Two thoughts today:
First Thought: How do you make a value of the month yours, really owning it?
More directed to a) the ‘wordsmithing’ part of my post title, b) the MWA Language of Intention and c) connected to our Ho‘ohana this month, I’ve posted this First Thought discussion in the MWA Jumpstart program today:
Second Thought: How do you bring the values of your business in alignment with what is actually done there every single day? Is your ownership in the way you manage every day enough, or do you have to stick your neck out further and take responsibility for leadership, and for “Level 5 Leadership?”
From Jim Collins’ Good to Great (with a blending of MWA):
5 is the Executive who builds enduring greatness (what
Iwe call ‘Imi ola).
At Level 4 is the Effective Leader who catalyzes vigorous pursuit of vision stimulating higher performance standards (what
Iwe call KÅ«lia i ka nu‘u.)
At Level 3 is the Competent Manager who organizes people and resources toward the pursuit of objectives (what
Iwe call managing with aloha)
At Level 2 is the Contributing Team Member, working effectively with others in the organization (what
Iwe call Ho‘ohana at its basic level, and working with aloha)
At Level 1 is the Highly Capable Individual, who makes productive contributions through talent, knowledge, skills, and good work habits (what
Iwe call living with aloha)
Coaches need their own coaching (we love it), and as I alluded to in my last post, I’ve adopted Jim Collins as my “mentor in a book” this month. I’m reading the articles on his website one by one, studying them slowly, savoring them. I’m reading Good to Great again, and listening to it on audio at the same time (whenever I’m in my car) remembering anew why I was so crazy about his book the first time around.

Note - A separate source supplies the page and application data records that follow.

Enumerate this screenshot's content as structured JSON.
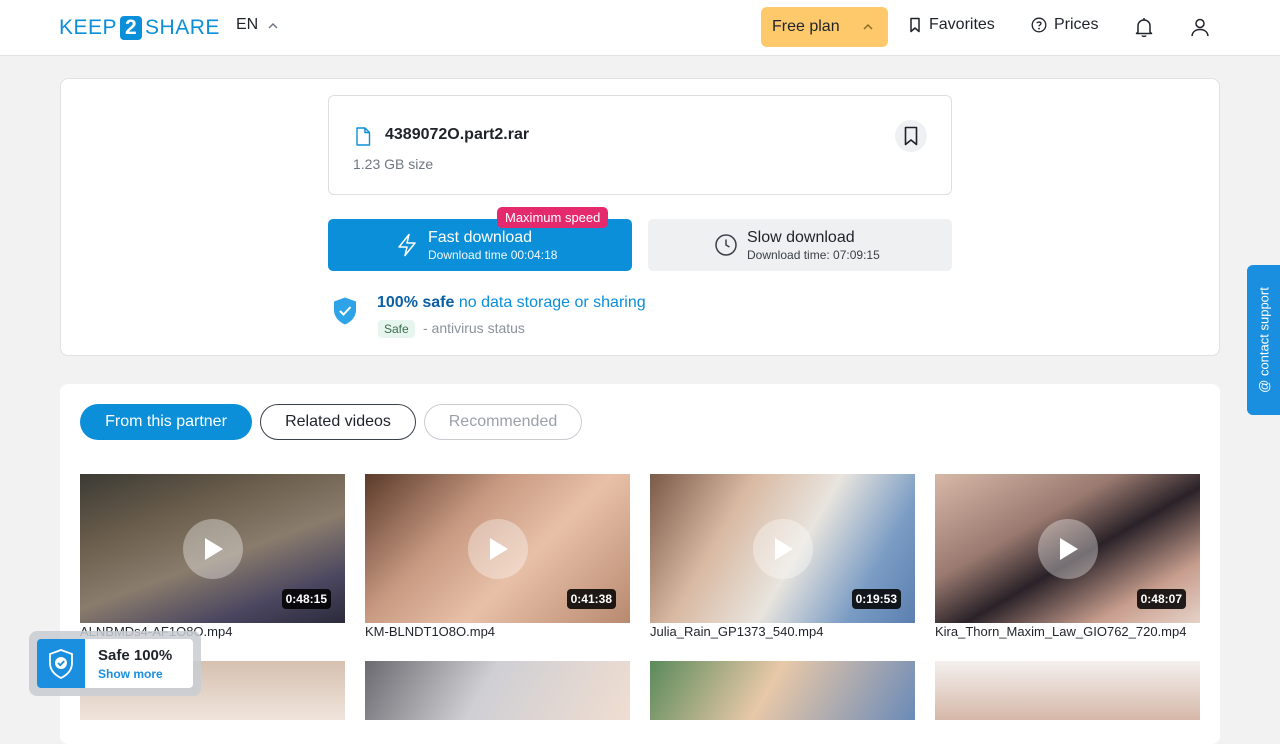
{
  "header": {
    "logo_left": "KEEP",
    "logo_mid": "2",
    "logo_right": "SHARE",
    "language": "EN",
    "plan_label": "Free plan",
    "favorites_label": "Favorites",
    "prices_label": "Prices"
  },
  "file": {
    "name": "4389072O.part2.rar",
    "size": "1.23 GB size"
  },
  "download": {
    "fast_label": "Fast download",
    "fast_time": "Download time 00:04:18",
    "max_badge": "Maximum speed",
    "slow_label": "Slow download",
    "slow_time": "Download time: 07:09:15"
  },
  "safety": {
    "bold": "100% safe",
    "rest": "no data storage or sharing",
    "badge": "Safe",
    "note": "- antivirus status"
  },
  "tabs": [
    "From this partner",
    "Related videos",
    "Recommended"
  ],
  "videos": [
    {
      "title": "ALNBMDs4-AF1O8O.mp4",
      "duration": "0:48:15"
    },
    {
      "title": "KM-BLNDT1O8O.mp4",
      "duration": "0:41:38"
    },
    {
      "title": "Julia_Rain_GP1373_540.mp4",
      "duration": "0:19:53"
    },
    {
      "title": "Kira_Thorn_Maxim_Law_GIO762_720.mp4",
      "duration": "0:48:07"
    }
  ],
  "contact": "@ contact support",
  "safe_widget": {
    "title": "Safe 100%",
    "link": "Show more"
  },
  "colors": {
    "accent": "#0b8fd9",
    "plan": "#fdc96a",
    "badge": "#e42a6d"
  }
}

Collins begins Good to Great talking about is a word I use a lot: Great.
This weekend, I went pretty deep into my own thoughts on what that means in MWA, and specifically about “Great Leading.” I posted an article on the blog Synergy about my introspective study, with a shout out for some help. My article is called “Great Leading” means what, exactly? And it poses these questions:
1. Forget about the gurus; we all can be thought leaders too: What is “Great Leading” to you? [Marcus] Buckingham and Collins are two highly respected authors, but they are the first to admit, as Collins offers, that “the very best students are those who never quite believe their professors.”
2. How do you define the leading we need today in your everyday world? Even if you bow out and say “Nope, not me ” I have no penchant for leadership,” what do you want from those who do pick up the baton?
3. Perhaps I’m the one you don’t quite believe ” Do you buy that everyone can lead? What do you think I have to coach would-be leaders in? What is “walking the talk” of Great Leading?
4. Forget about business, and tackle the human problem part of this. Let’s make it real for you. What does it take to be a Great Leader outside the arena of your job where it’s normally expected? Easier? Harder? Is there any difference?
5. And I wonder, what must Great Leading begin to look like in the blogosphere? If you are reading this, you are leaps and bounds beyond the majority of the world in terms of your “multi-media literacy.” Whether you blog or “just read ‘em” how can you be leading? What kind of virtual leaders are you hoping will appear on your radar?
As Jim Collins says, answers to these questions get to be human problems, not just business problems. Great Leading is about banishing mediocrity in favor of excellence. In everything.
I’d love to have you weigh in either there or here if you would. Third Thoughts, Fourth Thoughts, Fifth Thoughts …. yours.